Something to smile about: Chestnut Ridge’s Buttry has fun approach on mat
If you see Chestnut Ridge’s Austin Buttry during the day at school, he’ll probably be smiling. He’ll likely be smiling before he wrestles, after he wrestles and, yes, sometimes even during his bouts.
That goes against the approach that many athletes use when they’re competing. Their jaws are set and a snarl can almost be detected. And definitely no smiles. They’ve got their game faces on.
Buttry’s game face just happens to be a smile.
“That’s the way he’s always been,” Ridge coach Greg Lazor said. “Guys are getting psyched up, and he’s smiling. He says ‘I wrestle better when I smile.’ I think he displays confidence. He’s confident when he steps out on the mat, and that spreads to the team.”
“I like to put on a show and have fun,” Buttry said. “If you’re not having fun, then you’re not really doing what you like.”
The senior 285-pounder did try to change for a couple matches when he was a sophomore, giving up the smile for a scowl. He says that approach didn’t last long.
“My sophomore year, I tried to get mad before matches to see if that would work,” he said. “My mom saw me doing that and would say ‘What are you doing.? Don’t do that. You wrestle better when you’re happy.'”
Buttry has had plenty to smile about this year and in his career. He just picked up his 100th win – by forfeit against Conemaugh Township – to hike his record to 14-1 for the season. Last year, he placed fifth at the PIAA Championships after making the semifinals.
Buttry, of course, doesn’t have the look of a prototypical stud heavyweight. He was listed on the Ridge football roster as 5-foot-10, 252 pounds, and the 5-10 is probably a stretch. He wrestles at a weight in which most heavyweights are at least 6-0 and have more leverage than him.
Buttry has made a name for himself over his career, but early on, opposing coaches and wrestlers had to be taken aback by the short, pudgy kid beating them.

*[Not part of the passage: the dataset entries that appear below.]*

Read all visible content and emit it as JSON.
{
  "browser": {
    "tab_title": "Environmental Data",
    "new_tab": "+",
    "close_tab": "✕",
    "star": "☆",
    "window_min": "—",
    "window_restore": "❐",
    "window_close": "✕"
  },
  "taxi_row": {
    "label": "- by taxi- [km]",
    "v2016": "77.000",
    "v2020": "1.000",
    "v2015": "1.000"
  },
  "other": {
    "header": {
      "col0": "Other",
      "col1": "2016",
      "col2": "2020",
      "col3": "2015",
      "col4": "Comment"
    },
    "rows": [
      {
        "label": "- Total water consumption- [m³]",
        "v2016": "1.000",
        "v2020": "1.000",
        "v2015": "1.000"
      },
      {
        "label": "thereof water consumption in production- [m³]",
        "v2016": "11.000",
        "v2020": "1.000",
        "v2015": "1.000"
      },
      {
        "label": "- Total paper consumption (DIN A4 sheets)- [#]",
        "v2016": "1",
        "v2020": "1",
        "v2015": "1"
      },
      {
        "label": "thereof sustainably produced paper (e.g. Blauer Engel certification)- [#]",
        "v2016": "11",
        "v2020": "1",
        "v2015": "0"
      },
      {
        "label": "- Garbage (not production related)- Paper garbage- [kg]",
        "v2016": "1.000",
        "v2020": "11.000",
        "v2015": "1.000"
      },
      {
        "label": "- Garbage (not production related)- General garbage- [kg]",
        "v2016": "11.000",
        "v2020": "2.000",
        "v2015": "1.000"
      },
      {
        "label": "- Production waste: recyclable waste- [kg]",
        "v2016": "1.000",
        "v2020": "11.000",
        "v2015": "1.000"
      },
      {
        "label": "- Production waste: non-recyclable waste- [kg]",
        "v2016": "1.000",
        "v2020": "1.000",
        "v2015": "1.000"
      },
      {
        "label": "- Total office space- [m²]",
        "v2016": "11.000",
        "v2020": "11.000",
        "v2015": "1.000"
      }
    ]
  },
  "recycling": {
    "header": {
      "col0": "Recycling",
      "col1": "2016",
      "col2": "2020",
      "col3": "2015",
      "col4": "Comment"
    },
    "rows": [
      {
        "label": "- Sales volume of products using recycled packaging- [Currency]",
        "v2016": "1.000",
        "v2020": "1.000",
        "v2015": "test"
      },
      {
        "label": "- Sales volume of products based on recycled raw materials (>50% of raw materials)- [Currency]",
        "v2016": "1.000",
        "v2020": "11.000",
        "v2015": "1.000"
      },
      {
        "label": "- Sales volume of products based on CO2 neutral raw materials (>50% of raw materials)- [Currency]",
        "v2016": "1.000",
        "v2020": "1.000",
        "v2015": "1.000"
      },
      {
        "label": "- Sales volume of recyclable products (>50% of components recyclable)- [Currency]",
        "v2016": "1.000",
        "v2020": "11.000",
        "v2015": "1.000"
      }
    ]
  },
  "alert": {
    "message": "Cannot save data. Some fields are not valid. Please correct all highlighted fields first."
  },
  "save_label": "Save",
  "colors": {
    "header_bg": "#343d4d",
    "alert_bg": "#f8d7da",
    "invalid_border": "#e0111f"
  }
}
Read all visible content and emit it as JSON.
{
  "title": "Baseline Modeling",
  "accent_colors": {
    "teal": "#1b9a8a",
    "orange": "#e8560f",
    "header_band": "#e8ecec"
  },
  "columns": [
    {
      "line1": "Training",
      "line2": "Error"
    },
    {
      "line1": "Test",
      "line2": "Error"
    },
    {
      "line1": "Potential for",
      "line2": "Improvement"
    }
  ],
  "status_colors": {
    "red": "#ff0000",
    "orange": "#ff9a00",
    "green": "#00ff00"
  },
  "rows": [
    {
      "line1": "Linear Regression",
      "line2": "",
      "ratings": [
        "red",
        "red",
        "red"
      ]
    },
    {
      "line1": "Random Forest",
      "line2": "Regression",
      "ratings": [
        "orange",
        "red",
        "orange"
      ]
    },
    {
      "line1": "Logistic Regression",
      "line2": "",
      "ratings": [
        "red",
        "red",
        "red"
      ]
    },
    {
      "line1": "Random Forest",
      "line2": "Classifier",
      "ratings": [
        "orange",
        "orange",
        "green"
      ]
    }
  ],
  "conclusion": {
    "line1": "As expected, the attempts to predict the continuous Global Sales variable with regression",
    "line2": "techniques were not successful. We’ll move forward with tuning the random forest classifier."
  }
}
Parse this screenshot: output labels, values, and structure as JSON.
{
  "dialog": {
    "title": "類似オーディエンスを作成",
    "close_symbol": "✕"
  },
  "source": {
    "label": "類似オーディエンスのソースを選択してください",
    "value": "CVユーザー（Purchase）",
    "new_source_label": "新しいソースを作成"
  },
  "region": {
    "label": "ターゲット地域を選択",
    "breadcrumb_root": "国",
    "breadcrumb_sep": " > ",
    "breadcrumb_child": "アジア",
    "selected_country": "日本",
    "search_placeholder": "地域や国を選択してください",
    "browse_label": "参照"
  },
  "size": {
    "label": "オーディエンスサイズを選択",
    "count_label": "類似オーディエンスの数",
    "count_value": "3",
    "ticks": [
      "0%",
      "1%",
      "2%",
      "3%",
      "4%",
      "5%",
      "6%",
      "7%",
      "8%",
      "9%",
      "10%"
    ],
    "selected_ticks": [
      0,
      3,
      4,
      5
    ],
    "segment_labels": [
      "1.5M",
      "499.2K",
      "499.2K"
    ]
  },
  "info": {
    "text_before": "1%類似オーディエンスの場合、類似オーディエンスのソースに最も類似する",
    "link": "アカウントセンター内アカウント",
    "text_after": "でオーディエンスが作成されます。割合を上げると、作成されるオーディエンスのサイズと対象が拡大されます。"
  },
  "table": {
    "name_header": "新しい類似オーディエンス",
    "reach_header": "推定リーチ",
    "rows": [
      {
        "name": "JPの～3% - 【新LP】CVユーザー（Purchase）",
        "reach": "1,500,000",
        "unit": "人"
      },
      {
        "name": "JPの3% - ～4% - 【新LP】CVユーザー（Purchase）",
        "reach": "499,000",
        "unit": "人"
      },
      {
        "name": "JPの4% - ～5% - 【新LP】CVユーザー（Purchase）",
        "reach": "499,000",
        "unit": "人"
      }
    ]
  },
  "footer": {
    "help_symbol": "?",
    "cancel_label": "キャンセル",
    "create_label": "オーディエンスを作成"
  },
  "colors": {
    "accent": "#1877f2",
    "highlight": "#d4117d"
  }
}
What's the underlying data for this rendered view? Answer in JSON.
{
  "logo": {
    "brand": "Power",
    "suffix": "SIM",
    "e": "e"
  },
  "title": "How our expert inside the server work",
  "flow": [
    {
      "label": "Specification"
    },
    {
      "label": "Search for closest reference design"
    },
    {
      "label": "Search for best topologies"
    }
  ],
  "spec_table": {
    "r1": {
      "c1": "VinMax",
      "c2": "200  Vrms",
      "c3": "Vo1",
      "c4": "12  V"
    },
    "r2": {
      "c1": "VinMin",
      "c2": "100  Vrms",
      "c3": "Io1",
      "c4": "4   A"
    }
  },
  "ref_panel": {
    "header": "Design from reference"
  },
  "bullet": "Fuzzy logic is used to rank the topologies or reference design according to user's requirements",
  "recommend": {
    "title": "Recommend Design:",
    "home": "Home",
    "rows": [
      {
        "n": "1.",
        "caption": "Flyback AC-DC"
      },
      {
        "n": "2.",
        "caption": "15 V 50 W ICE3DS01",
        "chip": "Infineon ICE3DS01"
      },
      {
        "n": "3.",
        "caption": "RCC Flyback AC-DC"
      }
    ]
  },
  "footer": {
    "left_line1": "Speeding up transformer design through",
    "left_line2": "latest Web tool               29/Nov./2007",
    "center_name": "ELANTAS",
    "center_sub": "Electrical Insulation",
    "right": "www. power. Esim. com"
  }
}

“Coaches have made comments in the past about that,” Lazor said, “but that hasn’t happened much lately.”
“I think people take me more serious now,” Buttry said. “There are people who say I’m too short, but it motivates me, especially the last couple of years. It just makes me want to get better and prove people wrong.”
While Buttry is different than most heavyweight, he’s also had a different rise to success. He was wrestling at the age of 6, but he said he was “terrible.” Things didn’t start clicking until about halfway through his eighth-grade season, which is when he starting to the Renegades, a wrestling club in Shippensburg.
He started going there every Sunday, and he still makes the trip, weather permitting. In fact, his workout partner at Renegades is Solanco three-time Class AAA state champion Thomas Haines, who handed Buttry his only loss this season when he pinned him in 3:37 of the semifinals of the Powerade Tournament. Buttry bounced back to finish third.
“He honestly is a man among boys out there,” Buttry said of Haines. “I could have slowed down the pace a little, but there’s not too many guys who can contend with him.”
He came up to the high school team as a freshman and went 13-10 wrestling at 215 and 285 pounds. It was the continuation of the learning process for Buttry.
“I took my lumps because I wasn’t like any other kid,” he said. “Not too many heavyweights come up as freshmen. It was fun, but I took some whoopings. One weekend, I wrestled [Somerset’s] Nick Baer and [Central Cambria’s] Shane Morris, and I was so sore after that.”
The next year Buttry started to give out the whoopings en route to a 33-12 record and 20 pins. The point at which he might have started to make a name for himself came in the finals of the Richland Duals, where his surprised Somerset’s Jake Hayman by slipping through a cradle and pinning the senior in 3:15 in a bout that was key for the Lions in their 31-23 win.
“It was fun to know that I could do something like that,” Buttry said.
Buttry went on to place third at the District 5 Tournament, and he won a couple bouts at the rugged Southwest Regional Tournament.
As a junior, he went 40-8 with 22 pins, but he ran into a roadblock in the form of Tussey Mountain’s Mitchell Hall, who beat Buttry three times, including in the district finals and regional third-place finals. But, Buttry beat Hall, 7-4, in the PIAA quarterfinals to finally get some revenge.
“I’m sure it helped his confidence last year,” Lazor said. “I think he had confidence going into states. He thought he could beat anybody down there.”
That confidence and success is what Ridge’s younger wrestlers have taken notice of, making Buttry a leader on the team. Lazor says it’s like having another coach on the team. Buttry even scrubs down the wrestling room mat.
“I like to help out and get other people to look at other perspectives in wrestling,” he said.
Buttry is so much of a team guy, he says he’d drop to 220 if Lazor wanted him down there. Whatever weight he’s at, Buttry will be a force to contend with the rest of the season.
“The goal is to reach the top of the podium [at states],” Buttry said. “I feel I’m able to achieve it. I think I can only get better.”